(Component data from apps and pages)
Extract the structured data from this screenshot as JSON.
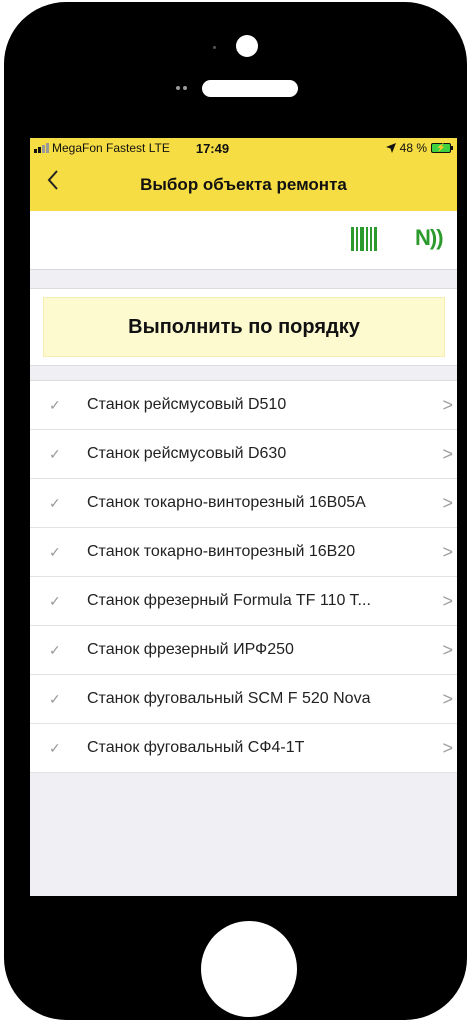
{
  "status_bar": {
    "carrier": "MegaFon Fastest",
    "network": "LTE",
    "time": "17:49",
    "battery": "48 %",
    "location_icon": "location-arrow-icon",
    "battery_icon": "battery-charging-icon"
  },
  "nav": {
    "title": "Выбор объекта ремонта",
    "back_icon": "chevron-left-icon"
  },
  "toolbar": {
    "barcode_icon": "barcode-icon",
    "nfc_icon": "nfc-icon",
    "accent_color": "#2c9a2c"
  },
  "action": {
    "execute_label": "Выполнить по порядку"
  },
  "items": [
    {
      "label": "Станок рейсмусовый D510"
    },
    {
      "label": "Станок рейсмусовый D630"
    },
    {
      "label": "Станок токарно-винторезный 16В05А"
    },
    {
      "label": "Станок токарно-винторезный 16В20"
    },
    {
      "label": "Станок фрезерный Formula TF 110 T..."
    },
    {
      "label": "Станок фрезерный ИРФ250"
    },
    {
      "label": "Станок фуговальный SCM F 520 Nova"
    },
    {
      "label": "Станок фуговальный СФ4-1Т"
    }
  ],
  "colors": {
    "header": "#f6dd44",
    "execute_button": "#fdfad0",
    "background": "#efeff4"
  }
}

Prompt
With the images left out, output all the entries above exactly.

Exercise solution
Extract the structured data from this screenshot as JSON.
{
  "status_bar": {
    "carrier": "MegaFon Fastest",
    "network": "LTE",
    "time": "17:49",
    "battery": "48 %",
    "location_icon": "location-arrow-icon",
    "battery_icon": "battery-charging-icon"
  },
  "nav": {
    "title": "Выбор объекта ремонта",
    "back_icon": "chevron-left-icon"
  },
  "toolbar": {
    "barcode_icon": "barcode-icon",
    "nfc_icon": "nfc-icon",
    "accent_color": "#2c9a2c"
  },
  "action": {
    "execute_label": "Выполнить по порядку"
  },
  "items": [
    {
      "label": "Станок рейсмусовый D510"
    },
    {
      "label": "Станок рейсмусовый D630"
    },
    {
      "label": "Станок токарно-винторезный 16В05А"
    },
    {
      "label": "Станок токарно-винторезный 16В20"
    },
    {
      "label": "Станок фрезерный Formula TF 110 T..."
    },
    {
      "label": "Станок фрезерный ИРФ250"
    },
    {
      "label": "Станок фуговальный SCM F 520 Nova"
    },
    {
      "label": "Станок фуговальный СФ4-1Т"
    }
  ],
  "colors": {
    "header": "#f6dd44",
    "execute_button": "#fdfad0",
    "background": "#efeff4"
  }
}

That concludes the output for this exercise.